What is internationalisation?
The internationalisation of a website, program or software means preparing its adaptation to different languages and cultures. It’s essentially technical work that aims to get a product that can be directly deployed in different languages by simply adding a new translation file.
Internationalising goes through separating in the source code what is independent of the language and the culture of what is dependent on it (in files called translation tables). But attention must be paid not only to the preparation of texts but also to:
- Color codes: meaning can change according to cultures
- Graphics: icons names
- Date or number format
- The direction of writing
- The size of graphic element: text in German are longer than a text in English, which may have an impact on the layout
At the technical level, developers and programmers use a plugin called gettext that allow them to create translation string. Read more on gettext.
Internationalisation is the set of technical mechanisms that allow the user to choose the language of his interface and to get a viable result, linguistically and culturally speaking.
Internationalisation vs. localization
The distinction between the two is subtle but nevertheless important. Internationalisation is the adaptation of a potentially usable product almost everywhere. Localization, for its part, consists in adding special characteristics according to specific regional parameters. A product is internationalised once whereas one localization must be done for each product-region combination. As localization is shortened l10n, internationalisation is often found as i18n.
These two processes are complementary and must be combined in order to achieve the goal of a global operating system: it’s the globalization of a product.
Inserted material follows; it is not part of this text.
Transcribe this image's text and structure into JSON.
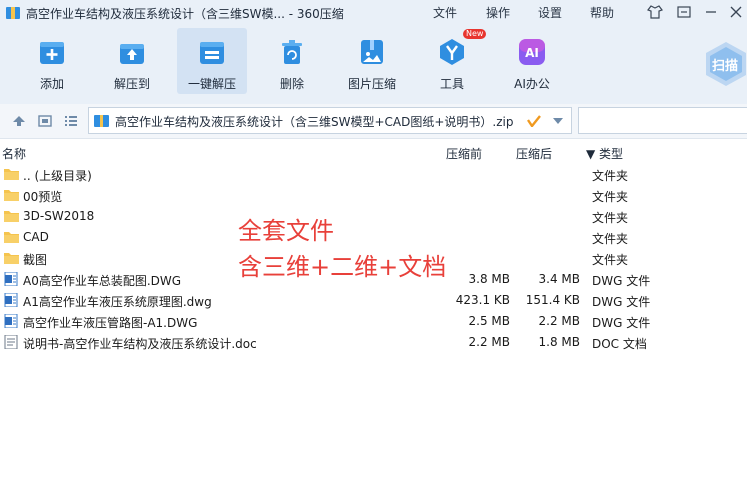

Internationalisation saves time in a globalization strategy. The localisation of the product is easier and faster. Its company can thus enter the world market, have more potential customers and make more profits.